I don’t live in the city. I never have and I likely never will. Like many Americans who buy into parts of the American dream, the dream of my life with kids was always set against the backdrop of suburbia. I imagined green lawns, white picket fences, and uniformity.
It was against this backdrop that I imagined my kids growing up and me becoming a mom.
But, inside, well, inside, I kind of craved the city. I craved the hustle and bustle. I craved being able to use the words hustle and bustle in a sentence about the sidewalks near or in front of my small font yard. I craved yoga in the park and food stands and construction worker cat calls and people riding bikes in the middle of the street and yellow taxi cabs.

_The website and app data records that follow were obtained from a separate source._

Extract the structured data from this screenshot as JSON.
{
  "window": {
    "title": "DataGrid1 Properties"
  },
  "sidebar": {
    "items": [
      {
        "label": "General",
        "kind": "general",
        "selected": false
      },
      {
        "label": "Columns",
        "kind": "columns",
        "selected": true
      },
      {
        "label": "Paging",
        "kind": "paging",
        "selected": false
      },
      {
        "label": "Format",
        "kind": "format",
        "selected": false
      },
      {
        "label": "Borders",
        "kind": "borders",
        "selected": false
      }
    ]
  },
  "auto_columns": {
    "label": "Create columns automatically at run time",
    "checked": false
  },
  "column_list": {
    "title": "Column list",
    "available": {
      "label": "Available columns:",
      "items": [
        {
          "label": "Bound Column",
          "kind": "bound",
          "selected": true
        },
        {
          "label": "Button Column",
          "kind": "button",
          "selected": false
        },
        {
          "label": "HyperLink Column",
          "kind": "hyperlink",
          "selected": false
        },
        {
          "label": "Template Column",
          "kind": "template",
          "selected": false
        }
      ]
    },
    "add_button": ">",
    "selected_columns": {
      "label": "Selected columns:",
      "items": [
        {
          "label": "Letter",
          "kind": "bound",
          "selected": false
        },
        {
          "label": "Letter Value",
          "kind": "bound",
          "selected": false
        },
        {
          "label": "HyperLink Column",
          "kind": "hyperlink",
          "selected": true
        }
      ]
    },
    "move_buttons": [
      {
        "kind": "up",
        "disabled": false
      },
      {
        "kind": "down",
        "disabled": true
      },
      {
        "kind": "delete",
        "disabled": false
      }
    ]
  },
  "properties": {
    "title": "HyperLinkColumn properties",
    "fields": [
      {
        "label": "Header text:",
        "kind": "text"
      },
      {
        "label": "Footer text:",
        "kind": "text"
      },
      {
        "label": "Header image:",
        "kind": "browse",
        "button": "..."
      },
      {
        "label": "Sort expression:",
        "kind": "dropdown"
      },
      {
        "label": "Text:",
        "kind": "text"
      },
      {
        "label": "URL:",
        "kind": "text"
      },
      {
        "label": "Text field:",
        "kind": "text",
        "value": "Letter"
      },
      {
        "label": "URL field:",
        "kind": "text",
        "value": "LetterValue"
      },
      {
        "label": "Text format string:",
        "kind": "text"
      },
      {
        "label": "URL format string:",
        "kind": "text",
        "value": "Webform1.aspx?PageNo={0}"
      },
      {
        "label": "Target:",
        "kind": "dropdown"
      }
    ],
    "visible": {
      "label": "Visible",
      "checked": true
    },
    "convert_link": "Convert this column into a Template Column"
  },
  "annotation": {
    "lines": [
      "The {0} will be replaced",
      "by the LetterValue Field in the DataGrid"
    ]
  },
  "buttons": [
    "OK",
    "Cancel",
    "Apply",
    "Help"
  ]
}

I craved city life. But, like many, I convinced myself that what I really wanted was what was best for our family. And what was best for our family? Why the suburbs, of course.
Now, a year into living in our home in the suburbs, I can say that I’m happy. I’ve crafted something of a yuppie existence here that I would not trade for anything, or that’s what I kept telling myself on the way to my sister’s house in the city last week.
You know you’re a suburbanite when…going to the city is like an exotic field trip.
It gets that way when you’ve grown accustomed to the much slower, wide lane pace of suburbia. It gets that way when, in being away from the city, you form all these ideas of the city and why you never wanted to live there anyway…the “violence” you hear about on the news, the lack of space, the cost of space, the lack of family orientation-ness. Yeah. I know. These aren’t exactly your reasons, but you make them your reasons because it sounds right.
And because they’re your reasons, when you (read: I) drive in the city, you (read: I) sit on the edge of my seat. You dress up. You wear shades. You, I mean, I, do all this because when I’m in the city, I feel a bit like a transplant with suburbia stamped on my back. I always want to fit in as a city-goer so I walk fast and with authority. I act like I belong. And I do belong, kind of.
“This is called the city,” I explained to Nya as we walked past a museum and a graffiti laden bridge with an old train atop and construction work happening the distance.
“Ohhhh. I see,” she said, sounding four times her age and with eyes glued on some homeless people who sat on benches near by.
When it’s over, you know that you’ve enjoyed your field trip, yes, but, on the way back to your suburban house, you sit in traffic and tell yourself again why you’d never live in the city. The traffic. The uptight-ness. The fast pace.”It’s just not me…”
“Yeah, I belong in the suburbs.”
Which do you prefer for your family: City living or Suburban living? And why?